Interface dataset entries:
○ ○ ○ ○
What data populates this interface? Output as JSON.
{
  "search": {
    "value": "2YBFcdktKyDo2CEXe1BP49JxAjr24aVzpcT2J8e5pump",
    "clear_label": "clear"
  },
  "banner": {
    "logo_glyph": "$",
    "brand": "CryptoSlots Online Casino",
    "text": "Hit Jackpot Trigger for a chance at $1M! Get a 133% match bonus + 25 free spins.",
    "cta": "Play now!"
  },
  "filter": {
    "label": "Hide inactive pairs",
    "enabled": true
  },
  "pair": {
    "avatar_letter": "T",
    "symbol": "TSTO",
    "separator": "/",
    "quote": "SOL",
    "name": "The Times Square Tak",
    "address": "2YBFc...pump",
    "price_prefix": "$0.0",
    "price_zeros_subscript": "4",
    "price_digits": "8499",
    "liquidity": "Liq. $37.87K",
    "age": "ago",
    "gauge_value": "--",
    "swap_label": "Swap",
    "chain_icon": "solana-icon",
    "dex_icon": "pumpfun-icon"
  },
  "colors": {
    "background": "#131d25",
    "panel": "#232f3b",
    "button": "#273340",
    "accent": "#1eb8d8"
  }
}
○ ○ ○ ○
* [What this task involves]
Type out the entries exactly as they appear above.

* [Result of the exercise]
What data populates this interface? Output as JSON.
{
  "search": {
    "value": "2YBFcdktKyDo2CEXe1BP49JxAjr24aVzpcT2J8e5pump",
    "clear_label": "clear"
  },
  "banner": {
    "logo_glyph": "$",
    "brand": "CryptoSlots Online Casino",
    "text": "Hit Jackpot Trigger for a chance at $1M! Get a 133% match bonus + 25 free spins.",
    "cta": "Play now!"
  },
  "filter": {
    "label": "Hide inactive pairs",
    "enabled": true
  },
  "pair": {
    "avatar_letter": "T",
    "symbol": "TSTO",
    "separator": "/",
    "quote": "SOL",
    "name": "The Times Square Tak",
    "address": "2YBFc...pump",
    "price_prefix": "$0.0",
    "price_zeros_subscript": "4",
    "price_digits": "8499",
    "liquidity": "Liq. $37.87K",
    "age": "ago",
    "gauge_value": "--",
    "swap_label": "Swap",
    "chain_icon": "solana-icon",
    "dex_icon": "pumpfun-icon"
  },
  "colors": {
    "background": "#131d25",
    "panel": "#232f3b",
    "button": "#273340",
    "accent": "#1eb8d8"
  }
}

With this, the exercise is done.